Supplied information:
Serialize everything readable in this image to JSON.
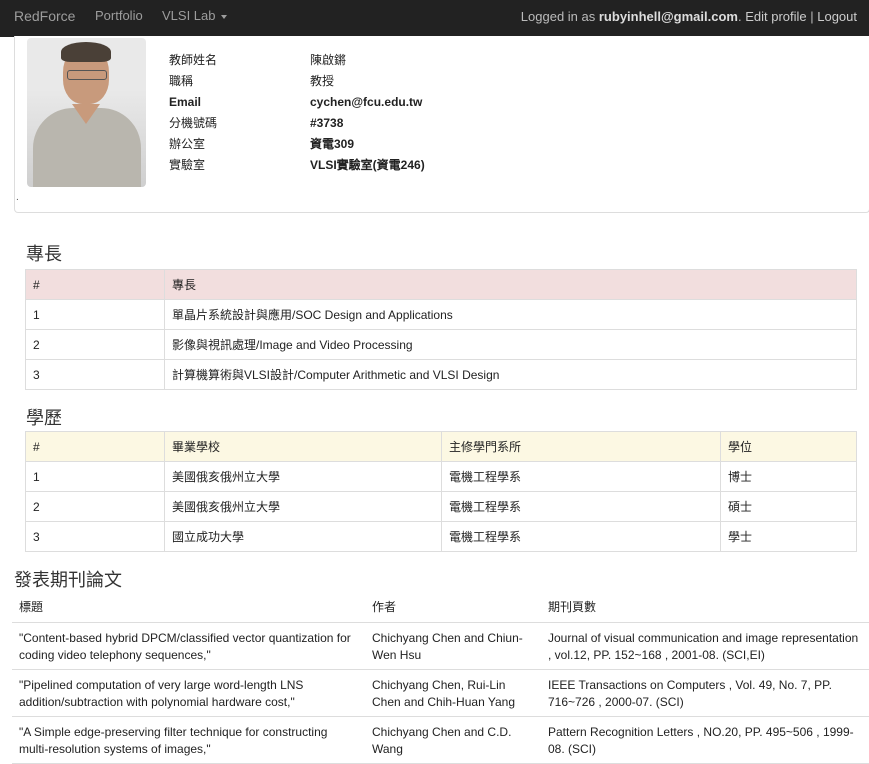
{
  "navbar": {
    "brand": "RedForce",
    "portfolio": "Portfolio",
    "lab": "VLSI Lab",
    "logged_in_prefix": "Logged in as ",
    "user_email": "rubyinhell@gmail.com",
    "edit_profile": "Edit profile",
    "separator": " | ",
    "logout": "Logout"
  },
  "profile": {
    "photo_icon": "teacher-portrait",
    "fields": [
      {
        "label": "教師姓名",
        "value": "陳啟鏘"
      },
      {
        "label": "職稱",
        "value": "教授"
      },
      {
        "label": "Email",
        "value": "cychen@fcu.edu.tw"
      },
      {
        "label": "分機號碼",
        "value": "#3738"
      },
      {
        "label": "辦公室",
        "value": "資電309"
      },
      {
        "label": "實驗室",
        "value": "VLSI實驗室(資電246)"
      }
    ],
    "dot": "."
  },
  "skills": {
    "heading": "專長",
    "columns": [
      "#",
      "專長"
    ],
    "rows": [
      [
        "1",
        "單晶片系統設計與應用/SOC Design and Applications"
      ],
      [
        "2",
        "影像與視訊處理/Image and Video Processing"
      ],
      [
        "3",
        "計算機算術與VLSI設計/Computer Arithmetic and VLSI Design"
      ]
    ]
  },
  "education": {
    "heading": "學歷",
    "columns": [
      "#",
      "畢業學校",
      "主修學門系所",
      "學位"
    ],
    "rows": [
      [
        "1",
        "美國俄亥俄州立大學",
        "電機工程學系",
        "博士"
      ],
      [
        "2",
        "美國俄亥俄州立大學",
        "電機工程學系",
        "碩士"
      ],
      [
        "3",
        "國立成功大學",
        "電機工程學系",
        "學士"
      ]
    ]
  },
  "publications": {
    "heading": "發表期刊論文",
    "columns": [
      "標題",
      "作者",
      "期刊頁數"
    ],
    "rows": [
      [
        "\"Content-based hybrid DPCM/classified vector quantization for coding video telephony sequences,\"",
        "Chichyang Chen and Chiun-Wen Hsu",
        "Journal of visual communication and image representation , vol.12, PP. 152~168 , 2001-08. (SCI,EI)"
      ],
      [
        "\"Pipelined computation of very large word-length LNS addition/subtraction with polynomial hardware cost,\"",
        "Chichyang Chen, Rui-Lin Chen and Chih-Huan Yang",
        "IEEE Transactions on Computers , Vol. 49, No. 7, PP. 716~726 , 2000-07. (SCI)"
      ],
      [
        "\"A Simple edge-preserving filter technique for constructing multi-resolution systems of images,\"",
        "Chichyang Chen and C.D. Wang",
        "Pattern Recognition Letters , NO.20, PP. 495~506 , 1999-08. (SCI)"
      ]
    ]
  }
}
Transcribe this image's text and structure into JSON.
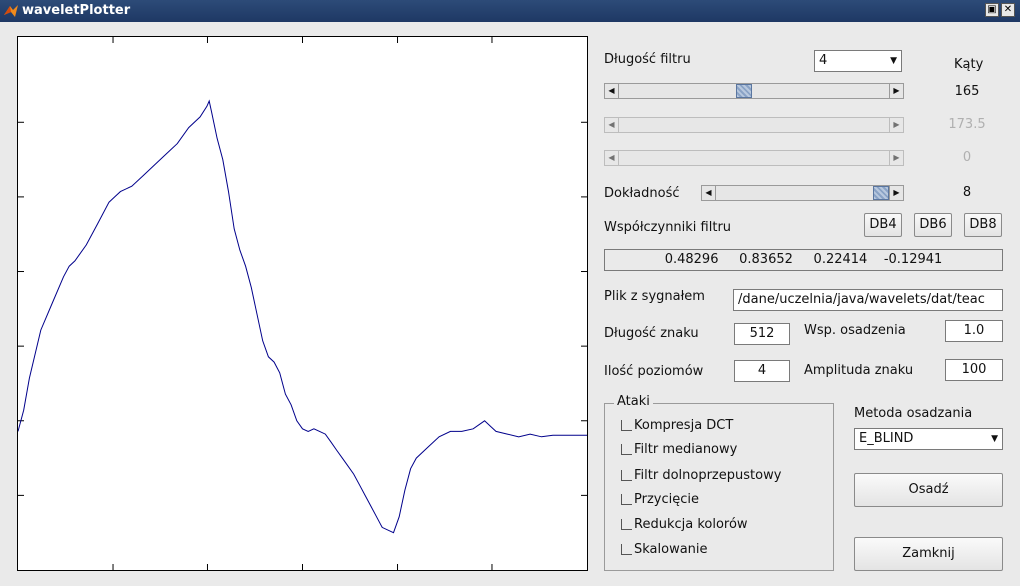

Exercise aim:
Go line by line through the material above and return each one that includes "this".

Answer area:
Serialize everything readable in this image to JSON.
Transcribe this image's text and structure into JSON.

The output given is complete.